**What this task involves**: All of the data needs to be reproduced with no alterations.

══════════

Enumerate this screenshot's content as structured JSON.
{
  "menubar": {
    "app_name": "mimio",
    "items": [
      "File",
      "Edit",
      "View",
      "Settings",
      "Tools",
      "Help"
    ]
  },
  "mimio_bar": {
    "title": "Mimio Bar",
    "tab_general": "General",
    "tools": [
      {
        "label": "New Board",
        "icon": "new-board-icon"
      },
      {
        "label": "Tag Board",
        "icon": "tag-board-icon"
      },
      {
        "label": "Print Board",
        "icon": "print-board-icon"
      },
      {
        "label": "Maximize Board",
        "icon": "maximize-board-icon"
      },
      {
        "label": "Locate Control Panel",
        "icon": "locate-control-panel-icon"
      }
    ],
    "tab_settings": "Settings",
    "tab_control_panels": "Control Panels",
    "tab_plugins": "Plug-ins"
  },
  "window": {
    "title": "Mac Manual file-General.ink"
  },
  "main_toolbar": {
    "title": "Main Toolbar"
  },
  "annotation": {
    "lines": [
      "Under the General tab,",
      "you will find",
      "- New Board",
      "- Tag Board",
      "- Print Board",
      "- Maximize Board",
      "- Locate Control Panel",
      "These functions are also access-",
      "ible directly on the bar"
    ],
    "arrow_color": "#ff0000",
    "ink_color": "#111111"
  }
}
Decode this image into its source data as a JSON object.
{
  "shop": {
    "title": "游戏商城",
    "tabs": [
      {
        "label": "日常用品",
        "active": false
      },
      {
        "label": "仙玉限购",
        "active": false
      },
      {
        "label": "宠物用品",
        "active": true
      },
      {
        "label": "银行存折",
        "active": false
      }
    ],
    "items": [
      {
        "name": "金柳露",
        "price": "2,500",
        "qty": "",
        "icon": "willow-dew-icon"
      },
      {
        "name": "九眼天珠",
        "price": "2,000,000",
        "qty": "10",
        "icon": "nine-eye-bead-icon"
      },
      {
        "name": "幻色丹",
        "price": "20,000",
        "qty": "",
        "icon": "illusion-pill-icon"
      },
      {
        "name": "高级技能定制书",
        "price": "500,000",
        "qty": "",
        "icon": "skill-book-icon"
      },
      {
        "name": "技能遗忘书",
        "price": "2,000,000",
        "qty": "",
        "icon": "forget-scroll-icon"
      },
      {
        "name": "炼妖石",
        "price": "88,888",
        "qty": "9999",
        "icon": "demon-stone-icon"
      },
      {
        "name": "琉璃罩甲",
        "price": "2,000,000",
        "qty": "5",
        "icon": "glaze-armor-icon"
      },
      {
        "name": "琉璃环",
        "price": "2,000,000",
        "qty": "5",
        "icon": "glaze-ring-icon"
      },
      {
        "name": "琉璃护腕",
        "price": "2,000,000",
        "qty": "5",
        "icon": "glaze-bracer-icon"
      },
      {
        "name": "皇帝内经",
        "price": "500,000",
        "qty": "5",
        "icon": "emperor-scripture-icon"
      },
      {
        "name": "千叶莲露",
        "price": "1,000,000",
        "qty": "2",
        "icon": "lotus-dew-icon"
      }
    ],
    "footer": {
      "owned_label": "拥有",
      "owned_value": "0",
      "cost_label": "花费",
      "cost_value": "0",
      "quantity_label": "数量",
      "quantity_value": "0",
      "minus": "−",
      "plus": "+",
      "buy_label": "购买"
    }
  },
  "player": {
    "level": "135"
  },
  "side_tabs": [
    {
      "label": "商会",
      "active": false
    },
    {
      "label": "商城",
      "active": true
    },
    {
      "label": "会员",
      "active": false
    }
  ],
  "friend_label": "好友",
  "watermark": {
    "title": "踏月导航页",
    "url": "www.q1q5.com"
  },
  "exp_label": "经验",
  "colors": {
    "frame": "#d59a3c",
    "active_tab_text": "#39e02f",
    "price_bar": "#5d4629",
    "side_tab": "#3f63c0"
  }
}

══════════

**Written answer**:
Enumerate this screenshot's content as structured JSON.
{
  "menubar": {
    "app_name": "mimio",
    "items": [
      "File",
      "Edit",
      "View",
      "Settings",
      "Tools",
      "Help"
    ]
  },
  "mimio_bar": {
    "title": "Mimio Bar",
    "tab_general": "General",
    "tools": [
      {
        "label": "New Board",
        "icon": "new-board-icon"
      },
      {
        "label": "Tag Board",
        "icon": "tag-board-icon"
      },
      {
        "label": "Print Board",
        "icon": "print-board-icon"
      },
      {
        "label": "Maximize Board",
        "icon": "maximize-board-icon"
      },
      {
        "label": "Locate Control Panel",
        "icon": "locate-control-panel-icon"
      }
    ],
    "tab_settings": "Settings",
    "tab_control_panels": "Control Panels",
    "tab_plugins": "Plug-ins"
  },
  "window": {
    "title": "Mac Manual file-General.ink"
  },
  "main_toolbar": {
    "title": "Main Toolbar"
  },
  "annotation": {
    "lines": [
      "Under the General tab,",
      "you will find",
      "- New Board",
      "- Tag Board",
      "- Print Board",
      "- Maximize Board",
      "- Locate Control Panel",
      "These functions are also access-",
      "ible directly on the bar"
    ],
    "arrow_color": "#ff0000",
    "ink_color": "#111111"
  }
}
Decode this image into its source data as a JSON object.
{
  "shop": {
    "title": "游戏商城",
    "tabs": [
      {
        "label": "日常用品",
        "active": false
      },
      {
        "label": "仙玉限购",
        "active": false
      },
      {
        "label": "宠物用品",
        "active": true
      },
      {
        "label": "银行存折",
        "active": false
      }
    ],
    "items": [
      {
        "name": "金柳露",
        "price": "2,500",
        "qty": "",
        "icon": "willow-dew-icon"
      },
      {
        "name": "九眼天珠",
        "price": "2,000,000",
        "qty": "10",
        "icon": "nine-eye-bead-icon"
      },
      {
        "name": "幻色丹",
        "price": "20,000",
        "qty": "",
        "icon": "illusion-pill-icon"
      },
      {
        "name": "高级技能定制书",
        "price": "500,000",
        "qty": "",
        "icon": "skill-book-icon"
      },
      {
        "name": "技能遗忘书",
        "price": "2,000,000",
        "qty": "",
        "icon": "forget-scroll-icon"
      },
      {
        "name": "炼妖石",
        "price": "88,888",
        "qty": "9999",
        "icon": "demon-stone-icon"
      },
      {
        "name": "琉璃罩甲",
        "price": "2,000,000",
        "qty": "5",
        "icon": "glaze-armor-icon"
      },
      {
        "name": "琉璃环",
        "price": "2,000,000",
        "qty": "5",
        "icon": "glaze-ring-icon"
      },
      {
        "name": "琉璃护腕",
        "price": "2,000,000",
        "qty": "5",
        "icon": "glaze-bracer-icon"
      },
      {
        "name": "皇帝内经",
        "price": "500,000",
        "qty": "5",
        "icon": "emperor-scripture-icon"
      },
      {
        "name": "千叶莲露",
        "price": "1,000,000",
        "qty": "2",
        "icon": "lotus-dew-icon"
      }
    ],
    "footer": {
      "owned_label": "拥有",
      "owned_value": "0",
      "cost_label": "花费",
      "cost_value": "0",
      "quantity_label": "数量",
      "quantity_value": "0",
      "minus": "−",
      "plus": "+",
      "buy_label": "购买"
    }
  },
  "player": {
    "level": "135"
  },
  "side_tabs": [
    {
      "label": "商会",
      "active": false
    },
    {
      "label": "商城",
      "active": true
    },
    {
      "label": "会员",
      "active": false
    }
  ],
  "friend_label": "好友",
  "watermark": {
    "title": "踏月导航页",
    "url": "www.q1q5.com"
  },
  "exp_label": "经验",
  "colors": {
    "frame": "#d59a3c",
    "active_tab_text": "#39e02f",
    "price_bar": "#5d4629",
    "side_tab": "#3f63c0"
  }
}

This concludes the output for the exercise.